Website and app data records.
***
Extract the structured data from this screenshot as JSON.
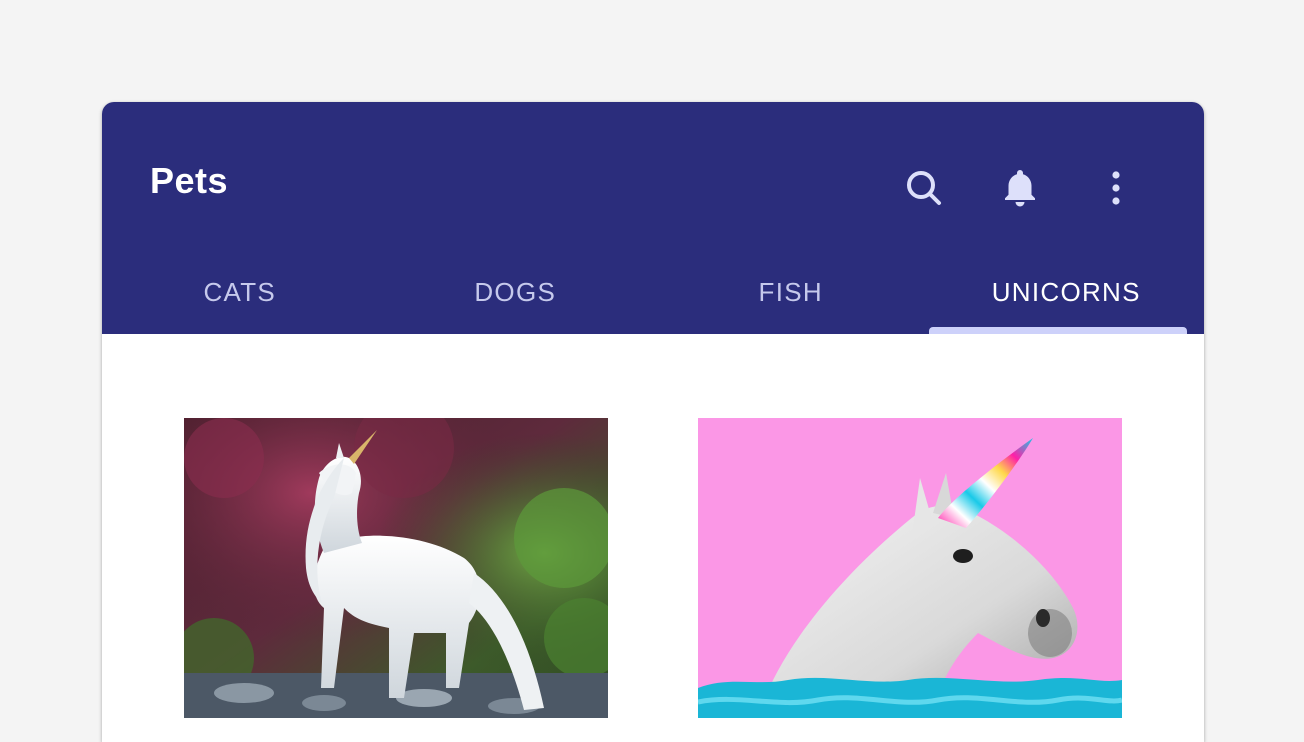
{
  "appbar": {
    "title": "Pets",
    "background": "#2b2d7c",
    "actions": [
      {
        "icon": "search-icon"
      },
      {
        "icon": "bell-icon"
      },
      {
        "icon": "more-vert-icon"
      }
    ]
  },
  "tabs": {
    "items": [
      {
        "label": "CATS"
      },
      {
        "label": "DOGS"
      },
      {
        "label": "FISH"
      },
      {
        "label": "UNICORNS"
      }
    ],
    "selected": "UNICORNS",
    "indicator_color": "#cdd1fa"
  },
  "gallery": {
    "images": [
      {
        "subject": "white unicorn in forest"
      },
      {
        "subject": "white horse with rainbow horn on pink background"
      }
    ],
    "accent_pink": "#fb97e6"
  }
}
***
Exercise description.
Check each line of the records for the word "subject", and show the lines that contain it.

Response below.
        "subject": "white unicorn in forest"
        "subject": "white horse with rainbow horn on pink background"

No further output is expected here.